But that is not the only reason for developing custom products. It is also about the customer. “Because we are such a unique organization, people want to find something unique when they come here,” he says. “I believe it’s not just about creating a gift or a souvenir, but really something that reminds them of a little bit of what they’ve learned or something they really liked while they were at Eastern State so that’s another big reason why we do all custom items.”

The creative process

To create custom items, Sklar says he relies on his vendors for collaboration in addition to local artists and in-house graphic designers. He’ll often try to seek out vendors who work with people that are formerly incarcerated. Souvenirs will often include the Eastern Penitentiary logo or the radial design blueprint of the prison will be imprinted on objects. Visitors can also purchase a plethora of items with Al Capone’s mug shot on it.

As for Pep, the famous pup, the store carries a variety of items with his image, including a coffee mug and a postcard, but the Pep plush is by far the most popular. For this product, Sklar worked with Soft Stuff Creations to develop a product bearing his likeness with soft, cuddly features, and the store can’t keep it in stock.

The store’s bestselling T-shirt is a custom design that features the prison’s radial design, and shot glasses also fly off the shelves. “We have a couple of cool custom shot glasses. One that has Al Capone on it that sells really well.”

The store also carries objects that are recreations of artifacts. “We recently did a replica of the original front gate key which was crafted from a 3-D model. We used historic photographs of the original gate key as its basis.”

There’s also a tin cup that was based on an artifact that was found in the early 1990s during the excavation and restoration process. “We have a lot of things that were actually found here and things that we know were actually part of the history,” he says.

As for the mission-based merchandise, Sklar says, Eastern State Penitentiary is just beginning to scratch the surface. “We’re focusing on using a group of key phrases.”

The key phrases are all about getting people to think about prisons and incarceration. The phrases are featured on wristbands, pencils and a line of journals.

A good ‘impression’

Products like journals that are licensed by the Getty Museum can be purchased all over the world.

The Getty Museum with locations in Los Angeles and Pacific Palacades, and a robust online store, carries a variety of merchandise in its stores from apparel, jewelry, gifts, stationary and books. Custom designs include products that feature paintings from the museum as well as fragrances, holiday ornaments, scarves, stationary and sculpture.

Thomas Stewart, head of retail merchandising and Chloe Simon, general manager, both say that visitors to the museum are moved by the artwork they see so it is their job to capture that experience in the form of a gift or keepsake.

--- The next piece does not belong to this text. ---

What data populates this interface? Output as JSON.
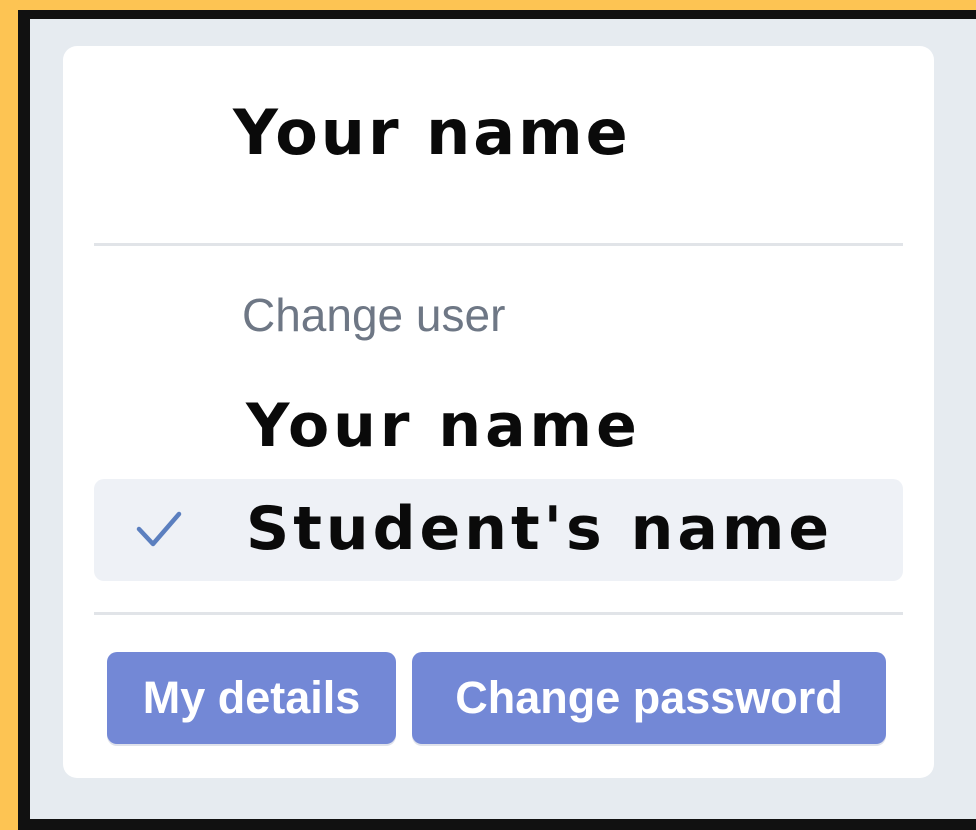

“Licensing is a large part of this process, and our vendor partners can provide things like gift merchandise and replicas that are inspired by the collection,” says Stewart. “When a product is licensed, like our journals from PaperBlanks or sculpture from Parastone, these items can be purchased all over the world, telling the Getty story to a global audience.”

You can also find a plush dragon inspired by the museum’s illuminated manuscript bestiary designed by Soft Stuff Creations and a Griffin handpuppet, part eagle poised on a lion body of strong rear legs and long tufted tail. But by far, the most popular keepsakes are anything that depicts the museum’s impressionist painting collection.

Stewart and Simon also lean on the Museum Store Association. “Museum stores are unique shopping destinations in that we are all in one large community that helps each other and shares advice,” says Stewart.

At Impulse Souvenirs, unique designs can be applied to an array of products from the ever-popular magnets and tees. “Customized patches can be applied to caps, beanies or even bags to create a collection of great quality products. When customers see great art, it sells,” concludes Melley.